Social media platforms monitor posts with algorithms and human moderators, but with hundreds of thousands of posts per day from millions of users, it is difficult to keep track of all posts.

Automatic gun photo bans are problematic since responsible gun owners post their photos for other enthusiasts to see. On Instagram, there are dozens of hashtags encouraging users to show their guns. The removal of public posts and photos has been a free speech issue.

Just like general public law enforcement are not allowed to view private messages unless an undercover agent receives the messages directly or they are members of the chat group. Social media companies work with law enforcement but do not alert the police to suspicious activity.

Facebook, for example, responds to police asking for information on suspects if there is a warrant. The social network also speeds up this information in certain cases when there is a known threat to public safety.

Messages and chats are encrypted, which means they are only stored on the phones that send and receive the messages. Messages never sit on social media servers.

Effective social media monitoring is left to the users. Here’s what you can do if you come across disturbing posts or messages on any platform.

Take a screenshot of the post or chat. Don’t just report it to the social network, report it to the police and show them the posts. Report it to the FBI through its advanced online tool.

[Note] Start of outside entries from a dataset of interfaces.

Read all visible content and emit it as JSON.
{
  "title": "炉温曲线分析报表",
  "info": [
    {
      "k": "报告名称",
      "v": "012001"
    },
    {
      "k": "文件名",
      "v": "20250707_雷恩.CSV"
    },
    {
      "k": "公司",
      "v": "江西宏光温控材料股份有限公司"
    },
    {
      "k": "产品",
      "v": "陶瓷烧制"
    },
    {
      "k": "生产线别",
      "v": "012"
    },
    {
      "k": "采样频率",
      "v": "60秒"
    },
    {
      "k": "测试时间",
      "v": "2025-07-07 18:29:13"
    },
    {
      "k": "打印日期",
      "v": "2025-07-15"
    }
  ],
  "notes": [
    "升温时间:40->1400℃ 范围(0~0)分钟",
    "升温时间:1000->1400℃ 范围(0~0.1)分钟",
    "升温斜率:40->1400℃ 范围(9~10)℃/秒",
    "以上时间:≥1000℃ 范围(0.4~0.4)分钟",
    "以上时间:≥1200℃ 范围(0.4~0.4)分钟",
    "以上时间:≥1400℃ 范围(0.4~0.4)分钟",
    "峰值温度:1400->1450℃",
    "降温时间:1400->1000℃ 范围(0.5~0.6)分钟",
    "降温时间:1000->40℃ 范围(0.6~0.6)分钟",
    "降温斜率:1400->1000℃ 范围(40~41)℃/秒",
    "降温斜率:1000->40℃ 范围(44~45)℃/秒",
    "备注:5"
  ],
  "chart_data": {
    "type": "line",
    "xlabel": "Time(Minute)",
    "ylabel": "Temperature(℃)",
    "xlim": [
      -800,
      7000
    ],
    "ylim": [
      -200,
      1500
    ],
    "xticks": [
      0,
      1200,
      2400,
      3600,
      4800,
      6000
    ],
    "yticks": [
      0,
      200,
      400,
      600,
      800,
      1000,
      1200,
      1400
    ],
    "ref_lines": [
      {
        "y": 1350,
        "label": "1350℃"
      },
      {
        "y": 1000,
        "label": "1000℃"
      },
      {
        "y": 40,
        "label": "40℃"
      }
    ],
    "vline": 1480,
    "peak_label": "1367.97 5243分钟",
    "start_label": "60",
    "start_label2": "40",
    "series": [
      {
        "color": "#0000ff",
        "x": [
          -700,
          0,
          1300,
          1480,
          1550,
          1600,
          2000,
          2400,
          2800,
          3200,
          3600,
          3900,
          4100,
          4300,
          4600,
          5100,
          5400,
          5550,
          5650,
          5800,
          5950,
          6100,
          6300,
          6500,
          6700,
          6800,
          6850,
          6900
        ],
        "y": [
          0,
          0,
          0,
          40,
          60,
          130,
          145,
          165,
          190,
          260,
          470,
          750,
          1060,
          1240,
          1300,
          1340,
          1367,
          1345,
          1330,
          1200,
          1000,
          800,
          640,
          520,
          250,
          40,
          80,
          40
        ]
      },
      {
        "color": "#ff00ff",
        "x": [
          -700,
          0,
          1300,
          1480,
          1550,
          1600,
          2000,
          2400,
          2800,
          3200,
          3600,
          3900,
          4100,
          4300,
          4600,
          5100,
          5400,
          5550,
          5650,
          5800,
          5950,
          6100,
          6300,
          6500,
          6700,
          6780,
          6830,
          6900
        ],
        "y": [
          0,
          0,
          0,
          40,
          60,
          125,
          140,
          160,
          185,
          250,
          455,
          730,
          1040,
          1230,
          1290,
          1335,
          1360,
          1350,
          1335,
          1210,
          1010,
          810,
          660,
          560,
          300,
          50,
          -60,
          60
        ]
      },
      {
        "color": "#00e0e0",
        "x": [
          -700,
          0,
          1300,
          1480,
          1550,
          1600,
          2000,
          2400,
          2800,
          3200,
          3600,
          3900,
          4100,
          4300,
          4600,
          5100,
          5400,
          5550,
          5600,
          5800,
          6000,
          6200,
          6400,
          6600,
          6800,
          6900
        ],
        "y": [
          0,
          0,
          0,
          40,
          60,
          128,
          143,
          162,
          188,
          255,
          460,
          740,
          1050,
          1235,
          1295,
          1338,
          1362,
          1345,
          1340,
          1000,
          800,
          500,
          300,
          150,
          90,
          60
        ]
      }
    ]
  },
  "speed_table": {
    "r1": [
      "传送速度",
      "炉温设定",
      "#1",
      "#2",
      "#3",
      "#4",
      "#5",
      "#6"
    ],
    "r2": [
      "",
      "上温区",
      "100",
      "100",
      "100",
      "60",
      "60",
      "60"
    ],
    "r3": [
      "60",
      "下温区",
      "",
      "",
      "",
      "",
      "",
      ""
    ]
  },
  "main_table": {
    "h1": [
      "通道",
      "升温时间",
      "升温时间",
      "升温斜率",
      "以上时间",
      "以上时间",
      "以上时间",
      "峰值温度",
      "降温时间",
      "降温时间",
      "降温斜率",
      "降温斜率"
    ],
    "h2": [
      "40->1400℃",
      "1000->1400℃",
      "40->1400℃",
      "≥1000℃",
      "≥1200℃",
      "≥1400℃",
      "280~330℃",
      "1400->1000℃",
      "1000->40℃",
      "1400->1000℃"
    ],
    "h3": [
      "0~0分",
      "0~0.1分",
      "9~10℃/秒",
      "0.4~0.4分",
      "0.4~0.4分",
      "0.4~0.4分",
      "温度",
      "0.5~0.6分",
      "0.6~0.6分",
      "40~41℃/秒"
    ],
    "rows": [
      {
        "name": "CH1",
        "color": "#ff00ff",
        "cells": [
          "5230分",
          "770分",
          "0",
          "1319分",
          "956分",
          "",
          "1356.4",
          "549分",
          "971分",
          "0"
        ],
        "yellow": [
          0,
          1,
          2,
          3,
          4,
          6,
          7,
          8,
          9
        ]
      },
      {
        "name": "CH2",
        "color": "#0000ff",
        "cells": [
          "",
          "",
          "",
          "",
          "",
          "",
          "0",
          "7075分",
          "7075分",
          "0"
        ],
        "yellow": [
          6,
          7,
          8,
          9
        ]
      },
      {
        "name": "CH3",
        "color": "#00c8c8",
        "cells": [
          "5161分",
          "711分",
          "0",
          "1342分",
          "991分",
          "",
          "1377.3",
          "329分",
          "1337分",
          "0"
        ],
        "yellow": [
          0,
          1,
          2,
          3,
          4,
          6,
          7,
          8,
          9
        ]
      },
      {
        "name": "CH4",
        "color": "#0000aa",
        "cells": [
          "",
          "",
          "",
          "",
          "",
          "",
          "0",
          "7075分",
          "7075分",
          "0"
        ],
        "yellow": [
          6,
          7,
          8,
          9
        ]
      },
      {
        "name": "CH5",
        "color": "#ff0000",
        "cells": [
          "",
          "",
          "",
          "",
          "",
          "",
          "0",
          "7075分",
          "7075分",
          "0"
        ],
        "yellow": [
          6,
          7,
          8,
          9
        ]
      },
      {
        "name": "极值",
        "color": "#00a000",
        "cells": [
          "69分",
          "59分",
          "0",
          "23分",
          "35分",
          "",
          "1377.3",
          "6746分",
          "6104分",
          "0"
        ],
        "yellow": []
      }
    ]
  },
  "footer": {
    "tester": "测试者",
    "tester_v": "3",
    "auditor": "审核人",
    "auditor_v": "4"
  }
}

Just like you would in an airport or public place, if you see something, say something.